>>>

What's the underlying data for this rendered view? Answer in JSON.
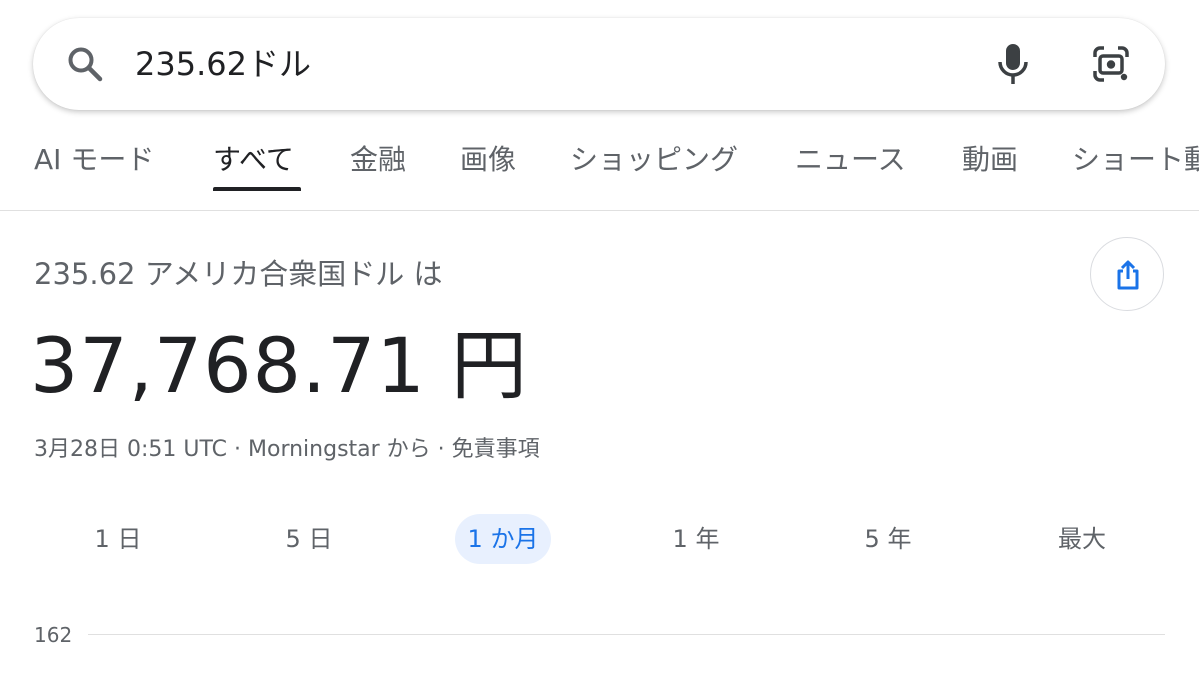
{
  "search": {
    "query": "235.62ドル",
    "icons": [
      "search-icon",
      "mic-icon",
      "lens-icon"
    ]
  },
  "tabs": [
    {
      "label": "AI モード"
    },
    {
      "label": "すべて",
      "active": true
    },
    {
      "label": "金融"
    },
    {
      "label": "画像"
    },
    {
      "label": "ショッピング"
    },
    {
      "label": "ニュース"
    },
    {
      "label": "動画"
    },
    {
      "label": "ショート動"
    }
  ],
  "converter": {
    "question": "235.62 アメリカ合衆国ドル は",
    "result": "37,768.71 円",
    "meta": {
      "timestamp": "3月28日 0:51 UTC",
      "separator": "·",
      "source": "Morningstar から",
      "disclaimer": "免責事項"
    },
    "share_icon": "share-icon"
  },
  "ranges": [
    {
      "label": "1 日"
    },
    {
      "label": "5 日"
    },
    {
      "label": "1 か月",
      "active": true
    },
    {
      "label": "1 年"
    },
    {
      "label": "5 年"
    },
    {
      "label": "最大"
    }
  ],
  "chart": {
    "y_tick": "162"
  },
  "colors": {
    "accent": "#1a73e8",
    "accent_bg": "#e8f0fe",
    "text": "#202124",
    "secondary": "#5f6368",
    "divider": "#e0e0e0"
  }
}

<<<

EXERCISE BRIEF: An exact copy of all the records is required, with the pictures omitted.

REPLY:
What's the underlying data for this rendered view? Answer in JSON.
{
  "search": {
    "query": "235.62ドル",
    "icons": [
      "search-icon",
      "mic-icon",
      "lens-icon"
    ]
  },
  "tabs": [
    {
      "label": "AI モード"
    },
    {
      "label": "すべて",
      "active": true
    },
    {
      "label": "金融"
    },
    {
      "label": "画像"
    },
    {
      "label": "ショッピング"
    },
    {
      "label": "ニュース"
    },
    {
      "label": "動画"
    },
    {
      "label": "ショート動"
    }
  ],
  "converter": {
    "question": "235.62 アメリカ合衆国ドル は",
    "result": "37,768.71 円",
    "meta": {
      "timestamp": "3月28日 0:51 UTC",
      "separator": "·",
      "source": "Morningstar から",
      "disclaimer": "免責事項"
    },
    "share_icon": "share-icon"
  },
  "ranges": [
    {
      "label": "1 日"
    },
    {
      "label": "5 日"
    },
    {
      "label": "1 か月",
      "active": true
    },
    {
      "label": "1 年"
    },
    {
      "label": "5 年"
    },
    {
      "label": "最大"
    }
  ],
  "chart": {
    "y_tick": "162"
  },
  "colors": {
    "accent": "#1a73e8",
    "accent_bg": "#e8f0fe",
    "text": "#202124",
    "secondary": "#5f6368",
    "divider": "#e0e0e0"
  }
}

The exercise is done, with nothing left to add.